> _Problem description_
Report all lines in the records that hold the string "hanmail".

> _Records provided_
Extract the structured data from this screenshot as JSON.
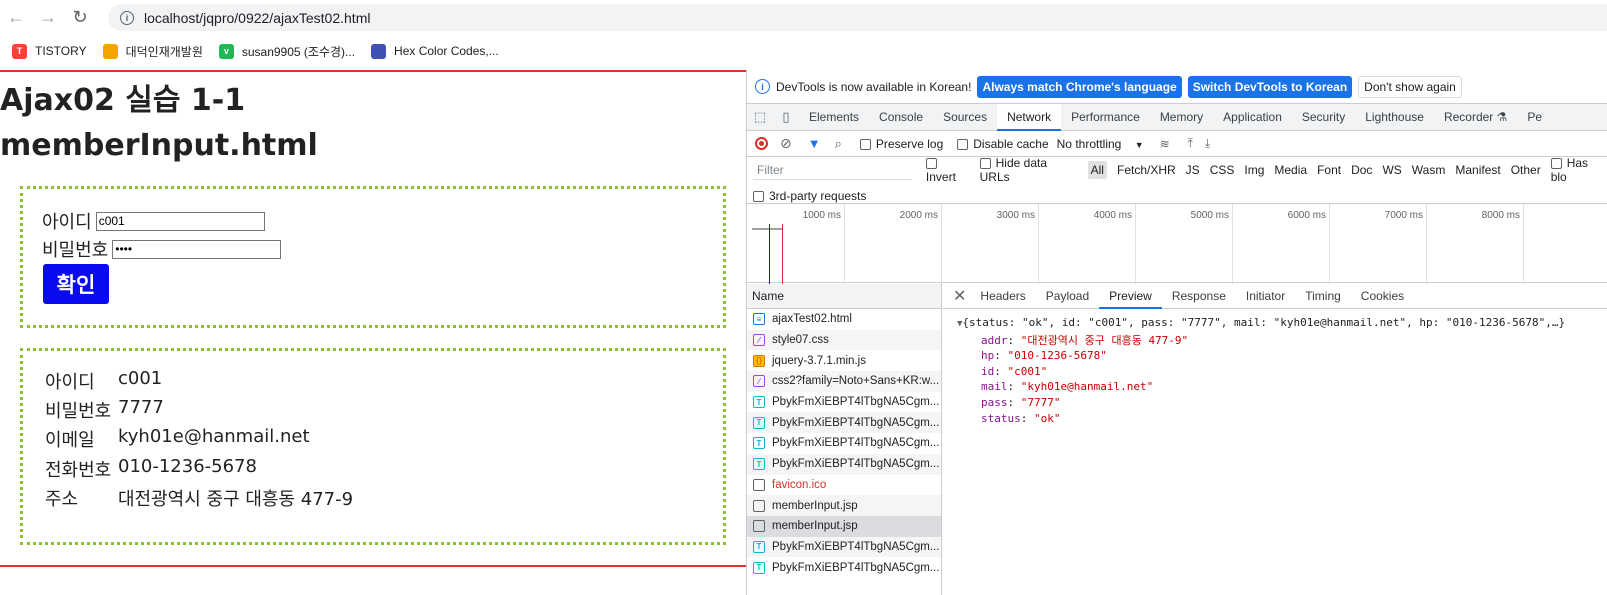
{
  "browser": {
    "url": "localhost/jqpro/0922/ajaxTest02.html",
    "bookmarks": [
      {
        "label": "TISTORY",
        "color": "#f44336",
        "glyph": "T"
      },
      {
        "label": "대덕인재개발원",
        "color": "#f4a300",
        "glyph": ""
      },
      {
        "label": "susan9905 (조수경)...",
        "color": "#1db954",
        "glyph": "v"
      },
      {
        "label": "Hex Color Codes,...",
        "color": "#3f51b5",
        "glyph": ""
      }
    ]
  },
  "page": {
    "title_line1": "Ajax02 실습 1-1",
    "title_line2": "memberInput.html",
    "form": {
      "id_label": "아이디",
      "id_value": "c001",
      "pass_label": "비밀번호",
      "pass_value": "••••",
      "submit_label": "확인"
    },
    "result": [
      {
        "key": "아이디",
        "value": "c001"
      },
      {
        "key": "비밀번호",
        "value": "7777"
      },
      {
        "key": "이메일",
        "value": "kyh01e@hanmail.net"
      },
      {
        "key": "전화번호",
        "value": "010-1236-5678"
      },
      {
        "key": "주소",
        "value": "대전광역시 중구 대흥동 477-9"
      }
    ]
  },
  "devtools": {
    "infobar": {
      "message": "DevTools is now available in Korean!",
      "btn_match": "Always match Chrome's language",
      "btn_switch": "Switch DevTools to Korean",
      "btn_dismiss": "Don't show again"
    },
    "tabs": [
      "Elements",
      "Console",
      "Sources",
      "Network",
      "Performance",
      "Memory",
      "Application",
      "Security",
      "Lighthouse",
      "Recorder ⚗",
      "Pe"
    ],
    "active_tab": "Network",
    "toolbar": {
      "preserve_log": "Preserve log",
      "disable_cache": "Disable cache",
      "throttling": "No throttling"
    },
    "filter": {
      "placeholder": "Filter",
      "invert": "Invert",
      "hide_data_urls": "Hide data URLs",
      "types": [
        "All",
        "Fetch/XHR",
        "JS",
        "CSS",
        "Img",
        "Media",
        "Font",
        "Doc",
        "WS",
        "Wasm",
        "Manifest",
        "Other"
      ],
      "has_blocked": "Has blo",
      "third_party": "3rd-party requests"
    },
    "timeline_ticks": [
      "1000 ms",
      "2000 ms",
      "3000 ms",
      "4000 ms",
      "5000 ms",
      "6000 ms",
      "7000 ms",
      "8000 ms"
    ],
    "name_header": "Name",
    "requests": [
      {
        "name": "ajaxTest02.html",
        "type": "doc"
      },
      {
        "name": "style07.css",
        "type": "css"
      },
      {
        "name": "jquery-3.7.1.min.js",
        "type": "js"
      },
      {
        "name": "css2?family=Noto+Sans+KR:w...",
        "type": "css"
      },
      {
        "name": "PbykFmXiEBPT4lTbgNA5Cgm...",
        "type": "font"
      },
      {
        "name": "PbykFmXiEBPT4lTbgNA5Cgm...",
        "type": "font"
      },
      {
        "name": "PbykFmXiEBPT4lTbgNA5Cgm...",
        "type": "font"
      },
      {
        "name": "PbykFmXiEBPT4lTbgNA5Cgm...",
        "type": "font"
      },
      {
        "name": "favicon.ico",
        "type": "error"
      },
      {
        "name": "memberInput.jsp",
        "type": "plain"
      },
      {
        "name": "memberInput.jsp",
        "type": "plain-selected"
      },
      {
        "name": "PbykFmXiEBPT4lTbgNA5Cgm...",
        "type": "font"
      },
      {
        "name": "PbykFmXiEBPT4lTbgNA5Cgm...",
        "type": "font"
      }
    ],
    "detail_tabs": [
      "Headers",
      "Payload",
      "Preview",
      "Response",
      "Initiator",
      "Timing",
      "Cookies"
    ],
    "active_detail_tab": "Preview",
    "preview": {
      "summary": "{status: \"ok\", id: \"c001\", pass: \"7777\", mail: \"kyh01e@hanmail.net\", hp: \"010-1236-5678\",…}",
      "fields": [
        {
          "key": "addr",
          "value": "\"대전광역시 중구 대흥동 477-9\""
        },
        {
          "key": "hp",
          "value": "\"010-1236-5678\""
        },
        {
          "key": "id",
          "value": "\"c001\""
        },
        {
          "key": "mail",
          "value": "\"kyh01e@hanmail.net\""
        },
        {
          "key": "pass",
          "value": "\"7777\""
        },
        {
          "key": "status",
          "value": "\"ok\""
        }
      ]
    }
  }
}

> _Written solution_
        "value": "kyh01e@hanmail.net"
      "summary": "{status: \"ok\", id: \"c001\", pass: \"7777\", mail: \"kyh01e@hanmail.net\", hp: \"010-1236-5678\",…}",
          "value": "\"kyh01e@hanmail.net\""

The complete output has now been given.